Growing up in suburban Detroit and  influenced by the dynamic music scene of the city and the ’60s/’70s in general, Bob Downes and Jim Moore of Acoustic Dynamite, started playing in their teens and developed a playful, soulful style that embraces everything from Latin to reggae to Sinatra.  They’ve done acoustic versions of the MC5 and the Rolling Stones, mixed in with the pure Americana of Bob Dylan and Hank Williams and then mixing it up with teen angst ballads, cowboy tunes and “whatever” from the ’50s. Together, they’ve enjoyed the dozen or so tribute to Dylan shows they’ve performed as Dylan is their go-to songwriter and they’ve done as many as 25 of his songs at these tribute shows.  About a year ago they performed the entire “Blood on the Tracks” album live.

To keep the music fresh and alive, they say they often challenge themselves with new songs, with the more difficult ones being the most fun to play.  And of course, they write original songs too. When asked how their audience helps them get–and stay– in the groove, they agreed that it’s always great when people get up and dance and they’ll also often call  members of the audience up onstage to sing a few, such as the chorus in Leonard Cohen’s “Hallelujah.”

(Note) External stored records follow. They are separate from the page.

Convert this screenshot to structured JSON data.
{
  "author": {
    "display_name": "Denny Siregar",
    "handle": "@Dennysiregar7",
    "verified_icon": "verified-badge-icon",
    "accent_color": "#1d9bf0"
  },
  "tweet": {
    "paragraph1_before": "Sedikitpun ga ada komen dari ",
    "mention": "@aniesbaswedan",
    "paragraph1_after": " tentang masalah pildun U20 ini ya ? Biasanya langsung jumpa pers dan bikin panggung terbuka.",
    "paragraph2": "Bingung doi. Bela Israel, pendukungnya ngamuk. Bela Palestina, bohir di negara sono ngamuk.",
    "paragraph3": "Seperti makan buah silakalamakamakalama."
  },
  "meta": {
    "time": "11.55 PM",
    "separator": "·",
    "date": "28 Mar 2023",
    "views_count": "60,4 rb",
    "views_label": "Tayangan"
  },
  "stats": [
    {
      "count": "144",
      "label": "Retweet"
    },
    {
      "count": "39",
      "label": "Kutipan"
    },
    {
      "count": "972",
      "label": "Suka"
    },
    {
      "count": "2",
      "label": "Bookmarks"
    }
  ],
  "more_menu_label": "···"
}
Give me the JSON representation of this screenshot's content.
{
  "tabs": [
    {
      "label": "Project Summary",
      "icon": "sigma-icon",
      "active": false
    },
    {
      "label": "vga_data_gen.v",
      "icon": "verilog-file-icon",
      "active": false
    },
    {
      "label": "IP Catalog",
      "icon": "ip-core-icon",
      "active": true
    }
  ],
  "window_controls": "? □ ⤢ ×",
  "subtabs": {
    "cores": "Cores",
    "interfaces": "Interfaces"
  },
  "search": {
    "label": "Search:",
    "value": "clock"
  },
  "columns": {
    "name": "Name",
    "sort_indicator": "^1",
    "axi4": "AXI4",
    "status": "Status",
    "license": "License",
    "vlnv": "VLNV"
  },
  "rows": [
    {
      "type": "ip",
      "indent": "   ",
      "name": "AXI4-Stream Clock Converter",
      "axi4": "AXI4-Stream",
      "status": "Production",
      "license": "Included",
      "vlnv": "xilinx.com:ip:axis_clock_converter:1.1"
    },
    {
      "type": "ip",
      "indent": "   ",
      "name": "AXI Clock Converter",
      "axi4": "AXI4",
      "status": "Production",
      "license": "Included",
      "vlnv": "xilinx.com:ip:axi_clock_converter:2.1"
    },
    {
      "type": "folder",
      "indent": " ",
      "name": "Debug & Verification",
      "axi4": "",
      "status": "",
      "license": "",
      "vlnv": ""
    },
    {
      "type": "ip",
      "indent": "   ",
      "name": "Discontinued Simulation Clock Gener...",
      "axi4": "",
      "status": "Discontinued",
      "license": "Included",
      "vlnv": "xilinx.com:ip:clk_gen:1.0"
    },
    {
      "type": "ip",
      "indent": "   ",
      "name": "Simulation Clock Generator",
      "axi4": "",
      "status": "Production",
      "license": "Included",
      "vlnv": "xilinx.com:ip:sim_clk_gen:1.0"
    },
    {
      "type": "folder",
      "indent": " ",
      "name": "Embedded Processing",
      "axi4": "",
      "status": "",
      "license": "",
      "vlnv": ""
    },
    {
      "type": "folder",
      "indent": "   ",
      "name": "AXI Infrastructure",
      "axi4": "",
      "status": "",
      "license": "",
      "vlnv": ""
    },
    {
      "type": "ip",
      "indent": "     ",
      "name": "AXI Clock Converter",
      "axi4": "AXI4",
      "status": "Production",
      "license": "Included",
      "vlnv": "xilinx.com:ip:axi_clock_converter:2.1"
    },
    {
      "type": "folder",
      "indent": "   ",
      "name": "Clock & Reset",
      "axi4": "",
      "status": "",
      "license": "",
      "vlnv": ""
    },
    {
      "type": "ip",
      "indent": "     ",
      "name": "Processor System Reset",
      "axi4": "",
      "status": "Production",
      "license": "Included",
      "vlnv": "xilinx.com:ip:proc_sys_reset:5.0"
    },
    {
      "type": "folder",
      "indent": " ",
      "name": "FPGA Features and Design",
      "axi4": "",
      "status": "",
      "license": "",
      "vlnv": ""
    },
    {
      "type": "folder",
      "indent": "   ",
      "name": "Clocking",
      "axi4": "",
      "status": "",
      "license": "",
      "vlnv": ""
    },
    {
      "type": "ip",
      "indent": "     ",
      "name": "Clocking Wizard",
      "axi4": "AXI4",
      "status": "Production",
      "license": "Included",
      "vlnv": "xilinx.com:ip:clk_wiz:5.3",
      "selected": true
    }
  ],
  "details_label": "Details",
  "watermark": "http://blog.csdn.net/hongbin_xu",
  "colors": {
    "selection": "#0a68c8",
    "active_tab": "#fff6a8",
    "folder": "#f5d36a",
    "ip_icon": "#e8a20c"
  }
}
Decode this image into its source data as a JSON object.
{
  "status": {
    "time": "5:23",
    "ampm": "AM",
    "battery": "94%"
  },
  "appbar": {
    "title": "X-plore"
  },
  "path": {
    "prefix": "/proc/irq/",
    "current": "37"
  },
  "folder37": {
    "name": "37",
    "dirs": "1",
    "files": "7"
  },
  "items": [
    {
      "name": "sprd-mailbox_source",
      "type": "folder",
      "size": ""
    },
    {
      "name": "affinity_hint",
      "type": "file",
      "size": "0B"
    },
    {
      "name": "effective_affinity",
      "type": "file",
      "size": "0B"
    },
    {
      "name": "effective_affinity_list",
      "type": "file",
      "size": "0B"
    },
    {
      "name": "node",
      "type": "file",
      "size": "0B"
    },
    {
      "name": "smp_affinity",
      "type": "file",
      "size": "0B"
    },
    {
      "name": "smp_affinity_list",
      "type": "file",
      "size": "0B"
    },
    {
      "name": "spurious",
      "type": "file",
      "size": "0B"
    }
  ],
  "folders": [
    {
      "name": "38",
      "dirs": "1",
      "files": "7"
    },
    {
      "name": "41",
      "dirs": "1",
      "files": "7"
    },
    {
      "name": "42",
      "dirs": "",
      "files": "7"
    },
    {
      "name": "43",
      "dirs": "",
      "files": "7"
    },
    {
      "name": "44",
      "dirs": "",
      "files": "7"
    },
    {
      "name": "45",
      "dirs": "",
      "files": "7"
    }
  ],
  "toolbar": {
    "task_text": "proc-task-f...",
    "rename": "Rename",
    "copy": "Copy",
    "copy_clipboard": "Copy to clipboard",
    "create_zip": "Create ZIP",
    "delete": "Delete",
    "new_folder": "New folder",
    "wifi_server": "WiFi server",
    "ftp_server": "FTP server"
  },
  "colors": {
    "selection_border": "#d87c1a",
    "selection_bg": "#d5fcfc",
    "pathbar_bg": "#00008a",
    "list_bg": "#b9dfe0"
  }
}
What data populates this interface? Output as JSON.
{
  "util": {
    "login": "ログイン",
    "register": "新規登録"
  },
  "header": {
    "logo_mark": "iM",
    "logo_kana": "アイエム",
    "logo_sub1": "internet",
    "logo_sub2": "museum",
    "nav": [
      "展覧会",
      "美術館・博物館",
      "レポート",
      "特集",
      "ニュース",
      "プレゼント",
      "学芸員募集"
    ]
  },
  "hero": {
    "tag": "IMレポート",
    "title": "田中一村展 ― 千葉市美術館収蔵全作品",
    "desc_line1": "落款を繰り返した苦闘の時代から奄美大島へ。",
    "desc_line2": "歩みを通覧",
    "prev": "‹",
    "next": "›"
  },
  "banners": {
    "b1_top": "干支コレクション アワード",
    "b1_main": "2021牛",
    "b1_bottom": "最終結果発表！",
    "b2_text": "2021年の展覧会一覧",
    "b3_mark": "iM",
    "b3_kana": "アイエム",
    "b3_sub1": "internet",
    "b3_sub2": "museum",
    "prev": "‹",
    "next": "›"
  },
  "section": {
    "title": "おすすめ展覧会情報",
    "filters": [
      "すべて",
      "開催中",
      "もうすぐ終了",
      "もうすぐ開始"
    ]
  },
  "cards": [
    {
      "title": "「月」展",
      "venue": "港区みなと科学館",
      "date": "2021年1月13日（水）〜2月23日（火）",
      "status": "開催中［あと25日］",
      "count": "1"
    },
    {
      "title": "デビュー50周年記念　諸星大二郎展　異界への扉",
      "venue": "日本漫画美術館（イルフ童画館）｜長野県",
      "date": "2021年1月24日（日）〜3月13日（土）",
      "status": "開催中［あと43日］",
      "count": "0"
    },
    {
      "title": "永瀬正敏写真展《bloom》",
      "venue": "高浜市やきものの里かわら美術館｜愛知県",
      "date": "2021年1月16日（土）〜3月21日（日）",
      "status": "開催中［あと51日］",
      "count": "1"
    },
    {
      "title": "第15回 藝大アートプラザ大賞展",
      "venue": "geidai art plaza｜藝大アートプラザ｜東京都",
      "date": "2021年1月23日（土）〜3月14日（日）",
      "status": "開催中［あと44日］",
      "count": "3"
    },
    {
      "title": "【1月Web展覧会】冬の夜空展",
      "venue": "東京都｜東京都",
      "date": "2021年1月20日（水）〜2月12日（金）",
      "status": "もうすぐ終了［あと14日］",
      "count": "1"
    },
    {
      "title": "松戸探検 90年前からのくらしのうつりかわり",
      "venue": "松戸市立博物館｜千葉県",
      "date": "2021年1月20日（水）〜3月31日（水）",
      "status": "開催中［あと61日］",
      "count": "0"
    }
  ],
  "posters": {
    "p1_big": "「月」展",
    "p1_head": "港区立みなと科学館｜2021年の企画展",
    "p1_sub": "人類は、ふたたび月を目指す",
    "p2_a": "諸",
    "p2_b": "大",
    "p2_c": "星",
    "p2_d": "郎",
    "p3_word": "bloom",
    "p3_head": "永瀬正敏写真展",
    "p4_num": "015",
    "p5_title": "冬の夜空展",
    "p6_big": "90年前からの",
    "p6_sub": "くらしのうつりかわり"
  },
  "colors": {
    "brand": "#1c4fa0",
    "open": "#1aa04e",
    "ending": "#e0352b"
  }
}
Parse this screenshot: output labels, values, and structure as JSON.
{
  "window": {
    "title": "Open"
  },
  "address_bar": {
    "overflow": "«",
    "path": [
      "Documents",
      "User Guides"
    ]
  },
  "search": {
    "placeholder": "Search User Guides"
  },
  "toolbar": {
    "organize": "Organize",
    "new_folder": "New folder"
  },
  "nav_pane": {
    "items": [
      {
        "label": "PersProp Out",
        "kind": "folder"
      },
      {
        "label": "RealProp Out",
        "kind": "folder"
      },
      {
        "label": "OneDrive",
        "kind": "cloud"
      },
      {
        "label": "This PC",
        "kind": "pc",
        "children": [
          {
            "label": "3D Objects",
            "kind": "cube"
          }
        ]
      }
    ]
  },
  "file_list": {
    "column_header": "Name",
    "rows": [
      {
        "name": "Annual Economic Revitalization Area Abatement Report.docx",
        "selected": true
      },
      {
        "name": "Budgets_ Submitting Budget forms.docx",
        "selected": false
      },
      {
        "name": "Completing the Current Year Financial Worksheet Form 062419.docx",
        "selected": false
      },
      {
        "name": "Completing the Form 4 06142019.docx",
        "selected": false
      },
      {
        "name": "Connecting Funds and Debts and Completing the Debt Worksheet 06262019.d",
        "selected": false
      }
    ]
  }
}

Acoustic Dynamite

[Occasionally, percussionist Mike Cantrell, manager of Radiology at Munson Medical Center, joins them on stage, upping the ante on the energy of their sometimes standing-room-only audiences]

Bob, who is the former co-publisher and editor of Northern Express, considers himself more of a songwriter/singer because he loves words. Since retiring in 2013, he has written 3 books and hopes to have a novel about the Ojibwe Indians picked up by a mainstream publisher this year. As a performer he shares that there is no greater rush than nailing a song and feeling the love from the audience.

Jim on the other hand, says he enjoys making music –because  it’s a form of communication that feels natural for him as he is not a man of many words, but hand him a guitar and he can play for hours. As a musical performer,  he loves the sense that anything can happen–every audience is different– “Because music is a shared experience, when the audience joins in with the music it gets bigger in a sense.”.  He likes that they never over-rehearse a song so it is always open to be added to as they are playing, “When you play together with someone for a number of years you become very tuned in to where the other person is going with the song, so you may wind up in a different place that what you practiced anyway”.

It is this improvisational and creative freedom that makes for a show that truly echoes their band name– acoustic dynamite, ignited by a shared openness for the adventure of a performance, with the carefully cultivated craftsmanship of artists who’ve clearly honed their skills.

We’re thrilled to bring Acoustic Dynamite into our tasting room as part of our Friday Night Music Series. They’ll be here on April 8 from 6-9pm. With our cozy and intimate performance space, you’re likely in for an opportunity to sing along, or at least be up close and personal with these incredibly fun and talented musical collaborators.